It seems that with every corner I turn, this world and its people are always pushing and testing me. My son sees how much he can get away with regarding chores, my dogs test how much of that sandwich I’m really going to eat, and my students push for how much homework they do or don’t have to do when I assign it. My patience is tested in traffic, my endurance is tested in assigned tasks and state mandates at my job, and my tolerance is tested by politics and government. As a result, I may struggle to overcome, but I am always a better person as a result of that struggle. However, the one thing that these struggles all have in common is that they are all from outside sources and are (for the most part) fairly unavoidable. So in contrast, what about struggle that comes voluntarily from within? What about struggle that we purposefully bring upon ourselves for the sake of growth? What about pushing our own boundaries for the sake of purposeful growth? Let me show you what I mean: this week, I tried an experiment during a run. Instead of my usual distance at a certain designated rate, I added an extra mile but didn’t decrease my rate. I wanted to push myself further just to see if I could. In the end, I surprised myself with a better rate than I aimed for, thus learning about myself that I am faster than I allow and give myself credit for. The fact that I was willing to choose an area of my life, explore it, and push it just a little more has developed me as a person and has made me not only happier but also more satisfied. Socrates’ quote “The unexamined life is not worth living,” is often seen as a mantra for those that wish to truly live, and similarly, God calls upon us to explore and push ourselves to be better than we are: “Let us examine our ways and test them, and let us return to the Lord” (Lamentations 3.40). That we are living is a miracle in itself, so we should celebrate and embrace this miracle of life, adopting an exploratory stance, pushing ourselves daily to develop ourselves as Christians and as people. Without that push, we invite spiritual and mental atrophy, a shriveling up of our identity and our faith. We lose the desire to strike out in faith and to take chances in our day. In the past, I have emphasized thinking beyond ourselves and reaching out to others (known and unfamiliar) not only for God’s glory but also to affect a positive change in our world. Personal exploration and pushing a little beyond what we know is a key in achieving this goal. Doing what is safe in our lives will achieve some results, but by reaching out just beyond what we think we are capable of, we allow God to work in and through us, gaining a firmer understanding of who we are. And these pushes don’t have to be monumental; just explore yourself, find that line, and move one step past it. Like doctors who suggest that to increase one’s lung capacity you should breathe as deep as you can, hold it, then take in two sharp additional breaths, we likewise do not need to leap, but instead just take a small daily step in incremental growth. To start, at the end of the day, try asking yourself this question: what did I learn about myself today?
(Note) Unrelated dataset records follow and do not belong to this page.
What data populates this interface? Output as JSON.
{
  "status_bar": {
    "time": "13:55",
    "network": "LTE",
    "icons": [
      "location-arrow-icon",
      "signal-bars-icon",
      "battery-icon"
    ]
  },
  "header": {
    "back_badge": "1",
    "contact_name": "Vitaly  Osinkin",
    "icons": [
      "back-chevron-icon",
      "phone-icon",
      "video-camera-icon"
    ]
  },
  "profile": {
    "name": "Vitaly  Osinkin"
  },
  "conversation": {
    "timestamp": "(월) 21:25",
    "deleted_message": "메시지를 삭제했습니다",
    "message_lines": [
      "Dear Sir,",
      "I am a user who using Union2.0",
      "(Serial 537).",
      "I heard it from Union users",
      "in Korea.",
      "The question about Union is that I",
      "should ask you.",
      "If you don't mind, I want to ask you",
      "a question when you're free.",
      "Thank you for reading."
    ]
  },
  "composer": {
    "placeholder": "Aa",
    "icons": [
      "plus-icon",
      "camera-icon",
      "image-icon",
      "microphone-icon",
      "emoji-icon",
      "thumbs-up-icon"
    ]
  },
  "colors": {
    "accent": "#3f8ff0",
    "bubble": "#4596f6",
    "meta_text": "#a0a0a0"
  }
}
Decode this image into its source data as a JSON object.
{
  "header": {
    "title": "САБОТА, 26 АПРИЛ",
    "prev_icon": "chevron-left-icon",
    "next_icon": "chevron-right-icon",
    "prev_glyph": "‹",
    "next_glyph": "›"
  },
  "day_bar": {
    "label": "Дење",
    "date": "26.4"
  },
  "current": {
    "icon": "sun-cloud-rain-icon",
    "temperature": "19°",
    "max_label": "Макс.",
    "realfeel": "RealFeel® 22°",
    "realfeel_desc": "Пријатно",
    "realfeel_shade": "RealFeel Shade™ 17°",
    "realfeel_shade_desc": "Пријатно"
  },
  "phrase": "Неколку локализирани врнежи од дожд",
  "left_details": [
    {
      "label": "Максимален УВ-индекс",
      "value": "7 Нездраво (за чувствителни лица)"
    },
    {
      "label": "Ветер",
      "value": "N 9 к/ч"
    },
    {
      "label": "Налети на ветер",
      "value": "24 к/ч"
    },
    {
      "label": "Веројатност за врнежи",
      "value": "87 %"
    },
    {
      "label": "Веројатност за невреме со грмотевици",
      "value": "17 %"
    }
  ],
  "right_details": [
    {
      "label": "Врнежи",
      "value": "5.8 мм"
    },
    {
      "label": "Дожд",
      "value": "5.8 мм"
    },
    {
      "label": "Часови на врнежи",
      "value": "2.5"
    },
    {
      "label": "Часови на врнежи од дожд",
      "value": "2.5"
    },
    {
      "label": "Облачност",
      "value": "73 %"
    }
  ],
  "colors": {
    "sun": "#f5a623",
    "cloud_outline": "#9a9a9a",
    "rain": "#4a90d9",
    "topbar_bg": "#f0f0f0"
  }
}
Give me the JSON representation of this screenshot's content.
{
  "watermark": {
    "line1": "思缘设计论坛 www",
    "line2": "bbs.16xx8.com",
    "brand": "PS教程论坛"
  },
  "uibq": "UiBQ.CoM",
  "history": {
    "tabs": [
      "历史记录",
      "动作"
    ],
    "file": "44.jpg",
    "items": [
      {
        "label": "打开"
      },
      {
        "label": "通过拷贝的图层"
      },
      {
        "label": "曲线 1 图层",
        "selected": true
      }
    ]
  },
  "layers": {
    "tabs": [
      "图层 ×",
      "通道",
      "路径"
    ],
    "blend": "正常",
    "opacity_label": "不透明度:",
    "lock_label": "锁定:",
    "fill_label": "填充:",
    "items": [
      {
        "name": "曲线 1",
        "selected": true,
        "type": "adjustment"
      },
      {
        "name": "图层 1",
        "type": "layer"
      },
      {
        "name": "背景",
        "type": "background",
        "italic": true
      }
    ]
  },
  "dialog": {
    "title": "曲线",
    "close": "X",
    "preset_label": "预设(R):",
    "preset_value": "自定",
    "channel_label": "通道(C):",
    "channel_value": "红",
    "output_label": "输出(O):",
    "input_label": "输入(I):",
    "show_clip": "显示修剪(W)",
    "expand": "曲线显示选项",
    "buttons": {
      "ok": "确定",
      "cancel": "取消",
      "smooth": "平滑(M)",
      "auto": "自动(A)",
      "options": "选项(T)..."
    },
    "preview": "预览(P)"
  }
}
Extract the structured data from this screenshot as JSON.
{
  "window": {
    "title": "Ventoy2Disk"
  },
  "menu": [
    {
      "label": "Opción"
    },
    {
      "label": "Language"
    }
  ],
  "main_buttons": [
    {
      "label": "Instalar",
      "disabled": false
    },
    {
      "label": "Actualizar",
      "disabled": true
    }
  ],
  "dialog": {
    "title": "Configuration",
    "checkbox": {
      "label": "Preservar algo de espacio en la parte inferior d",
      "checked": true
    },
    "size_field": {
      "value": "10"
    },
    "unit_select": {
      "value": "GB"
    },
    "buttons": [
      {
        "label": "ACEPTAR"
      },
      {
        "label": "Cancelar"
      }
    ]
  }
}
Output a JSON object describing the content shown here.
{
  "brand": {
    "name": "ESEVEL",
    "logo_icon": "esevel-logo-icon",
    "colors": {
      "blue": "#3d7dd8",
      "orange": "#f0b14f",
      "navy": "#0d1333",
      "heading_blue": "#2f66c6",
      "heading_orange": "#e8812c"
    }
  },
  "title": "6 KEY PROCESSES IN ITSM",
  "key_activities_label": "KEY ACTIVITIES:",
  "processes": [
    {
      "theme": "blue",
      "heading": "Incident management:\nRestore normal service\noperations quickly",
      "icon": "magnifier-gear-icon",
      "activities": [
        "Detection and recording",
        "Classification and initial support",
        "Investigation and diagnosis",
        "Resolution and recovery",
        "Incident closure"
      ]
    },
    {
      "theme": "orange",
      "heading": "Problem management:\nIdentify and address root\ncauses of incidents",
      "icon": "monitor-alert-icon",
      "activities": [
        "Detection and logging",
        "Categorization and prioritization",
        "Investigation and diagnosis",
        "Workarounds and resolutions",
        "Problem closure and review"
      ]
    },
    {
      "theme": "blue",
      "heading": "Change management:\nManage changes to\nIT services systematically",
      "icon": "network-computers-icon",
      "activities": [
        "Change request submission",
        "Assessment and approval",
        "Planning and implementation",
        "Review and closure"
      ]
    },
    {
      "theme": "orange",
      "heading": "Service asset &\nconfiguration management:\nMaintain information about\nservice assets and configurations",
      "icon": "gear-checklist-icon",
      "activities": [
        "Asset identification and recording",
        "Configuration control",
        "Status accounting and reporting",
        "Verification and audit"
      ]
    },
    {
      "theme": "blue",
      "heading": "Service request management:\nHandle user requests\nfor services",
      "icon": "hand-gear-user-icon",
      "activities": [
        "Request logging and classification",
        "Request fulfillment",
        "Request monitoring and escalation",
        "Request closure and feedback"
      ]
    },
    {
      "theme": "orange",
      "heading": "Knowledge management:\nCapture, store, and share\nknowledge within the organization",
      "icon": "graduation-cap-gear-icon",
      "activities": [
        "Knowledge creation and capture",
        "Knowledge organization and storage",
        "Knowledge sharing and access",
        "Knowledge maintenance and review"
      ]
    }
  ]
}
If you can answer it, then you have pushed yourself. If nothing comes to mind, then make that your goal for the next day. That our time is limited here on Earth means that our chances dwindle with each passing day. Push yourself just a little more and embrace the few chances you have. Amen.